Teachers’ Anecdotes January 1, 2010Teacher's Experience/anecdotesBalkrishna Sharma (forthcoming) Share this:FacebookTwitterEmailPrintPocketTumblrLike this:Like Loading... Related
One thought on “Teachers’ Anecdotes”
Bubbles are bound to burst
Last Updated : 2009-11-19 11:31 PM
The Himalayan Times – Saved Articles(s)
The headlines has been added to your saved article(s)
Be it students or administrators, everyone used to praise me for engaging learners satisfactorily in the class; and I was very self-motivated. In fact, I was started imagining myself to be one of the best teachers in the world. Was I a snob?
Well, I have been teaching English as Foreign Language at reputed schools and colleges in Nepal for more than five years. Besides having degrees, I possess dozens of ELT workshops certificates.
Whichever class I go to, learners see me off with broad smiles. Not only they produced what I asked in class but also did every assignment promptly. So I used to feel proud and maintain my learner-friendly status.
However, some time back I had gone for a month long rigorous training along with four other trainees. Besides, theoretical perspectives and language games, we were required to go to real schools along with lesson plans and materials.
It was my first teaching practice of that training. It was also an opportune time to prove one’s worth as a teacher. The instructor and peers would observe the class so as to give feedbacks later. I was so confident that I thought I was the best teacher in the world. I entered the classroom of Grade 10, and started my lesson that had to do with grammar (direct/indirect questions).

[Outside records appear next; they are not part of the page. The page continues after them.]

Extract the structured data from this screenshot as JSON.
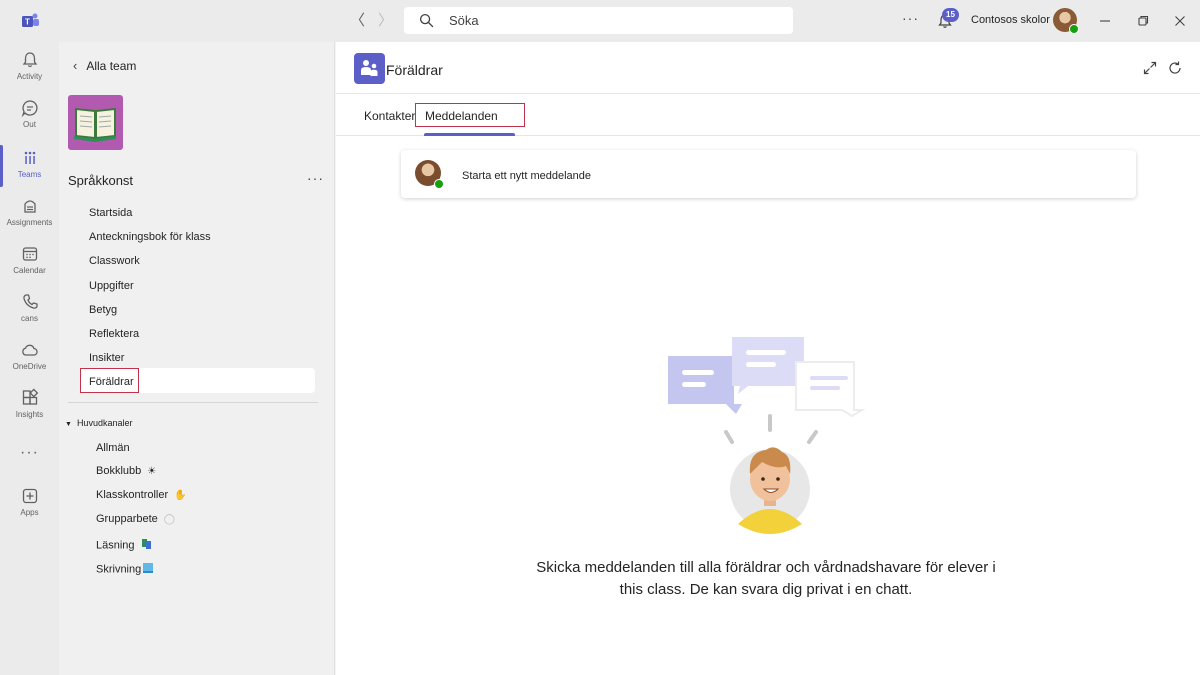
{
  "titlebar": {
    "search_placeholder": "Söka",
    "notification_count": "15",
    "org_name": "Contosos skolor"
  },
  "rail": {
    "items": [
      {
        "label": "Activity",
        "icon": "bell-icon"
      },
      {
        "label": "Out",
        "icon": "chat-icon"
      },
      {
        "label": "Teams",
        "icon": "teams-icon"
      },
      {
        "label": "Assignments",
        "icon": "assignments-icon"
      },
      {
        "label": "Calendar",
        "icon": "calendar-icon"
      },
      {
        "label": "cans",
        "icon": "phone-icon"
      },
      {
        "label": "OneDrive",
        "icon": "cloud-icon"
      },
      {
        "label": "Insights",
        "icon": "insights-icon"
      },
      {
        "label": "Apps",
        "icon": "apps-icon"
      }
    ]
  },
  "panel": {
    "back_label": "Alla team",
    "team_name": "Språkkonst",
    "nav": [
      "Startsida",
      "Anteckningsbok för klass",
      "Classwork",
      "Uppgifter",
      "Betyg",
      "Reflektera",
      "Insikter",
      "Föräldrar"
    ],
    "section_title": "Huvudkanaler",
    "channels": [
      "Allmän",
      "Bokklubb",
      "Klasskontroller",
      "Grupparbete",
      "Läsning",
      "Skrivning"
    ]
  },
  "main": {
    "title": "Föräldrar",
    "tabs": [
      "Kontakter",
      "Meddelanden"
    ],
    "active_tab": "Meddelanden",
    "compose_label": "Starta ett nytt meddelande",
    "empty_line1": "Skicka meddelanden till alla föräldrar och vårdnadshavare för elever i",
    "empty_line2": "this class. De kan svara dig privat i en chatt."
  },
  "colors": {
    "accent": "#5b5fc7",
    "highlight": "#c4314b",
    "team_tile": "#b259b0",
    "presence": "#13a10e"
  }
}
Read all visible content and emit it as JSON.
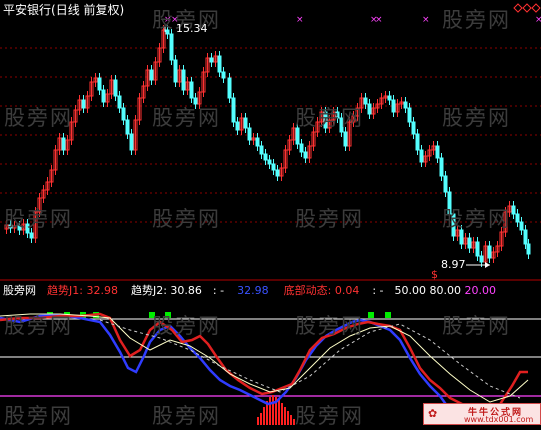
{
  "title_bar": {
    "stock": "平安银行",
    "period": "(日线 前复权)"
  },
  "watermark": "股旁网",
  "price_panel": {
    "high_label": "15.34",
    "low_label": "8.97",
    "low_marker": "$",
    "colors": {
      "up": "#ff3232",
      "down": "#54ffff",
      "grid": "#8c0000",
      "marker": "#ff44ff"
    }
  },
  "indicator_header": {
    "site": "股旁网",
    "j1_label": "趋势J1:",
    "j1_value": "32.98",
    "j2_label": "趋势J2:",
    "j2_value": "30.86",
    "j2_suffix": ":",
    "dash": "-",
    "blue_value": "32.98",
    "bottom_label": "底部动态:",
    "bottom_value": "0.04",
    "c1": ":",
    "c2": "-",
    "lvl50": "50.00",
    "lvl80": "80.00",
    "lvl20": "20.00"
  },
  "stamp": {
    "line1": "牛牛公式网",
    "line2": "www.tdx001.com"
  }
}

As a warm up, I drew some pictures for context setting, and displayed a chart. To my surprise, before I had finished half of the lesson plan, the bell rang, and it was time to wrap up. I felt so guilty that I nearly burst into tears. My ego got dismantled as fragile pane. What I realized was that I was having a vicious circle of self scorn. I was not a perfect teacher as I still had to learn hundreds of methods and countless exposures. It laid bare the threads the fabric of superiority that I had cultivated. Above all I had never thought about timing which is very important. Returning to school, my peers and instructor reflected on my strengths and weaknesses.
I found the first was insignificant in comparison to the second. Obviously, the trainer asked for ‘Repetition’. Although very bitter, I accepted their remarks and promised to do better from another day. It was but another lesson learnt: learning and familiarisation continues all throughout life; and no one is perfect.